Allegations & Background

On October 2, 2015, Brightbill was at Long Beach Memorial Medical Center with her child who was being evaluated and treated for Mast Cell Activation Syndrome, when she began to experience the signs and symptoms of a stroke. The lawsuit alleges the below timeline and series of events that followed Brightbill’s medical emergency.

  • Brightbill was evaluated in the Emergency Room at 1:42 PM.
  • Brightbill was then evaluated by an ER physician around 1:58 PM and was noted to have blurred vision and was tremulous.
  • Prior to arriving in the emergency room, Brightbill had self-injected epinephrine, a medication commonly used for conditions including anaphylaxis or cardiac arrest.
  • At 2:28 PM, Brightbill began experiencing an increase in her symptoms which she believed to be an allergic reaction. The ER doctor was notified.
  • At 3:06 PM, the ER doctor ordered an MRI not pursuant to the stroke protocol.
  • Nurses notes indicated that MRI was not called until 4:27 PM and the MRI was not complete until sometime after 6:50 PM, more than three hours after it was ordered.
  • During the MRI, there was excessive movement rendering the MRI non-diagnostic of all areas of the brain. Despite this, no additional MRI was ordered.

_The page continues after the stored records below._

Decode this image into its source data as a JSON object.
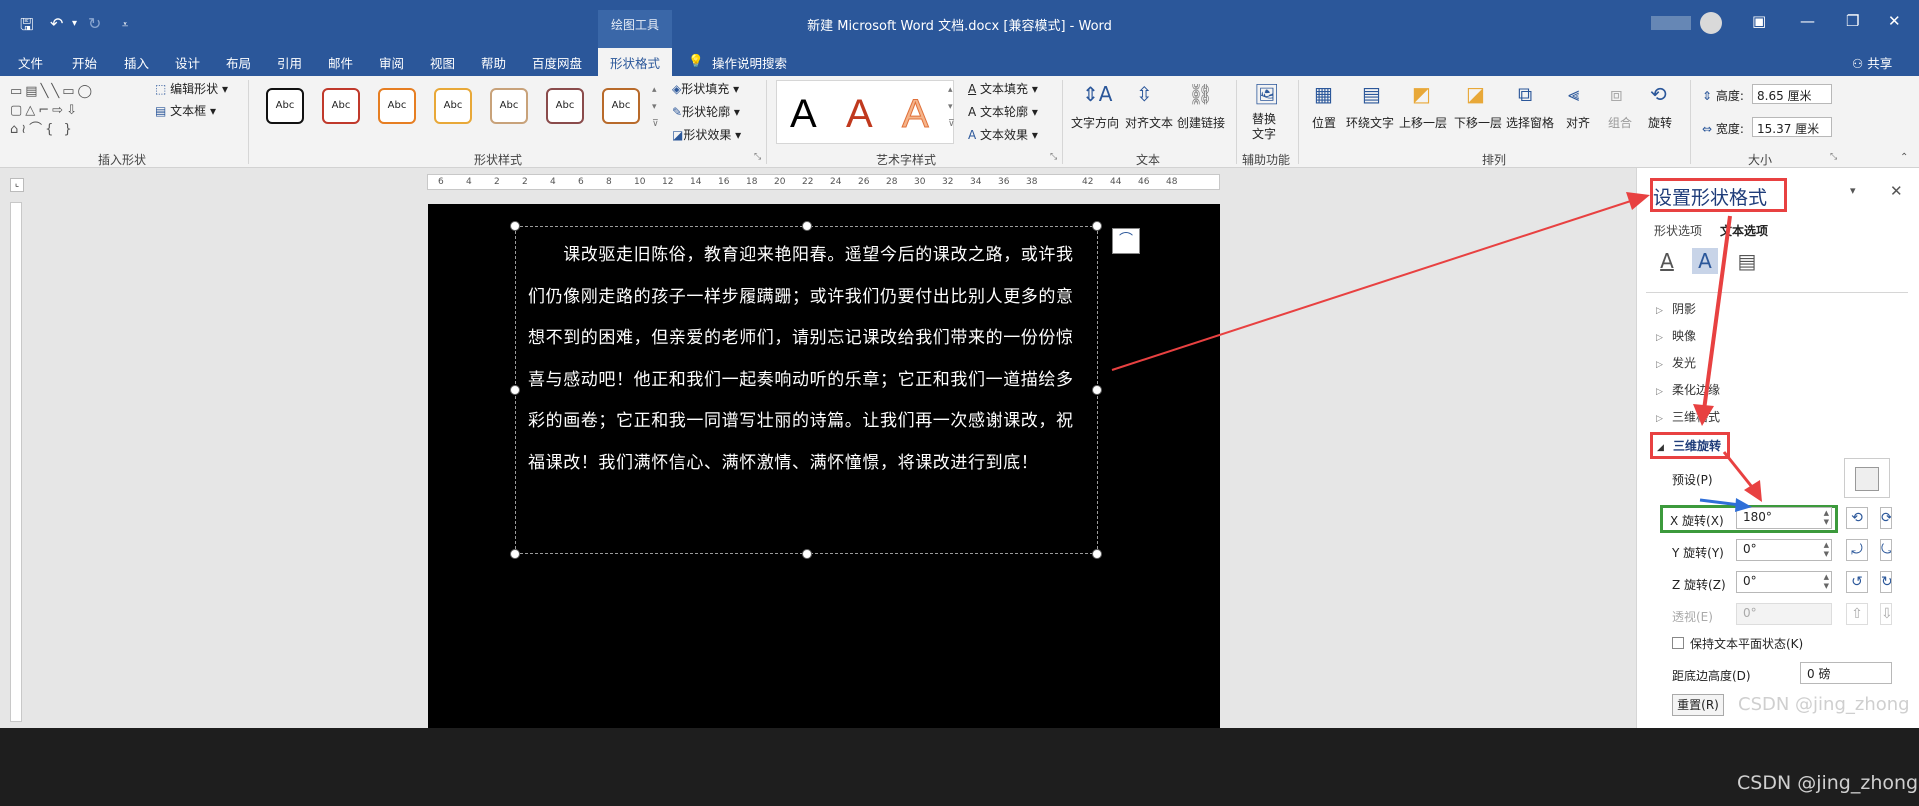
{
  "titlebar": {
    "context_tools": "绘图工具",
    "document_title": "新建 Microsoft Word 文档.docx [兼容模式]  -  Word",
    "share": "共享"
  },
  "tabs": [
    "文件",
    "开始",
    "插入",
    "设计",
    "布局",
    "引用",
    "邮件",
    "审阅",
    "视图",
    "帮助",
    "百度网盘"
  ],
  "active_tab": "形状格式",
  "tell_me": "操作说明搜索",
  "ribbon": {
    "insert_shapes": {
      "edit_shape": "编辑形状",
      "text_box": "文本框",
      "label": "插入形状"
    },
    "shape_styles": {
      "swatch_text": "Abc",
      "fill": "形状填充",
      "outline": "形状轮廓",
      "effects": "形状效果",
      "label": "形状样式"
    },
    "wordart": {
      "letter": "A",
      "text_fill": "文本填充",
      "text_outline": "文本轮廓",
      "text_effects": "文本效果",
      "label": "艺术字样式"
    },
    "text": {
      "direction": "文字方向",
      "align": "对齐文本",
      "link": "创建链接",
      "label": "文本"
    },
    "accessibility": {
      "alt_text_1": "替换",
      "alt_text_2": "文字",
      "label": "辅助功能"
    },
    "arrange": {
      "position": "位置",
      "wrap": "环绕文字",
      "forward": "上移一层",
      "backward": "下移一层",
      "pane": "选择窗格",
      "align": "对齐",
      "group": "组合",
      "rotate": "旋转",
      "label": "排列"
    },
    "size": {
      "height_label": "高度:",
      "height_value": "8.65 厘米",
      "width_label": "宽度:",
      "width_value": "15.37 厘米",
      "label": "大小"
    }
  },
  "ruler_marks": [
    "6",
    "4",
    "2",
    "2",
    "4",
    "6",
    "8",
    "10",
    "12",
    "14",
    "16",
    "18",
    "20",
    "22",
    "24",
    "26",
    "28",
    "30",
    "32",
    "34",
    "36",
    "38",
    "42",
    "44",
    "46",
    "48"
  ],
  "document": {
    "paragraph": "　　课改驱走旧陈俗，教育迎来艳阳春。遥望今后的课改之路，或许我们仍像刚走路的孩子一样步履蹒跚；或许我们仍要付出比别人更多的意想不到的困难，但亲爱的老师们，请别忘记课改给我们带来的一份份惊喜与感动吧！他正和我们一起奏响动听的乐章；它正和我们一道描绘多彩的画卷；它正和我一同谱写壮丽的诗篇。让我们再一次感谢课改，祝福课改！我们满怀信心、满怀激情、满怀憧憬，将课改进行到底！"
  },
  "pane": {
    "title": "设置形状格式",
    "tab_shape": "形状选项",
    "tab_text": "文本选项",
    "sections": [
      "阴影",
      "映像",
      "发光",
      "柔化边缘",
      "三维格式",
      "三维旋转"
    ],
    "preset_label": "预设(P)",
    "x_label": "X 旋转(X)",
    "x_value": "180°",
    "y_label": "Y 旋转(Y)",
    "y_value": "0°",
    "z_label": "Z 旋转(Z)",
    "z_value": "0°",
    "persp_label": "透视(E)",
    "persp_value": "0°",
    "keep_flat": "保持文本平面状态(K)",
    "distance_label": "距底边高度(D)",
    "distance_value": "0 磅",
    "reset": "重置(R)"
  },
  "watermarks": [
    "CSDN @jing_zhong",
    "CSDN @jing_zhong"
  ],
  "colors": {
    "brand": "#2b579a",
    "annotation": "#e84141",
    "highlight_box": "#3c9a3c",
    "arrow_blue": "#2f6fd8"
  }
}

  • At 9:02 PM, it was reported that Brightbill could no longer speak. Despite this finding, the doctor took no action other than to transfer Brightbill.
  • At an unknown time, the doctor consulted with two other doctors who suggested ICU admission and an MRI of the head. Neither physician had any progress note or note in the ED chart.

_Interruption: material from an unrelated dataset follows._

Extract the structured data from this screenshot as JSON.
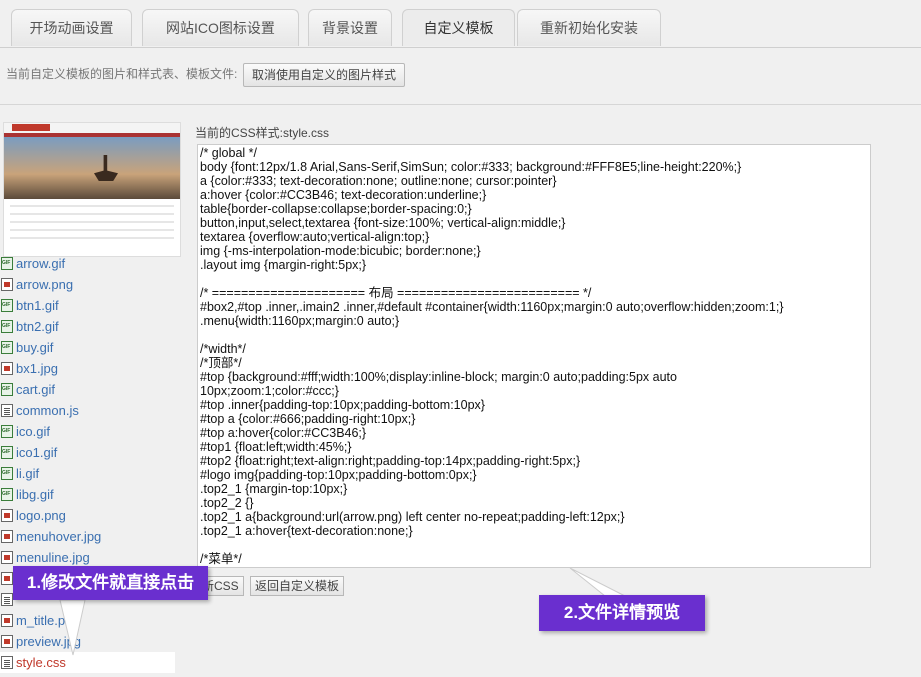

  • Brightbill was later admitted to the ICU at approximately 9:30 PM.
  • It was noted that Brightbill had reported arm and tongue numbness in the ER and that she had become unable to speak. It was further noted that she had a contracted left arm and clenching teeth. No diagnosis of a stroke was made.
  • The following day, Brightbill’s condition continued to deteriorate and required intubation. Throughout the day, Brightbill received more tests and another MRI.
  • On October 6, 2015, a CTA scan of the head and neck diagnosed the existence of a complete occlusion of the basilar artery, the same result that was noted on the MRI taken several days earlier.

Due to the facility’s delayed diagnosis of Brightbill’s basilar artery stroke, it led to “locked in syndrome” rendering her completely unable to move any extremity, unable to consume any food, unable to speak and totally dependent on the care of others.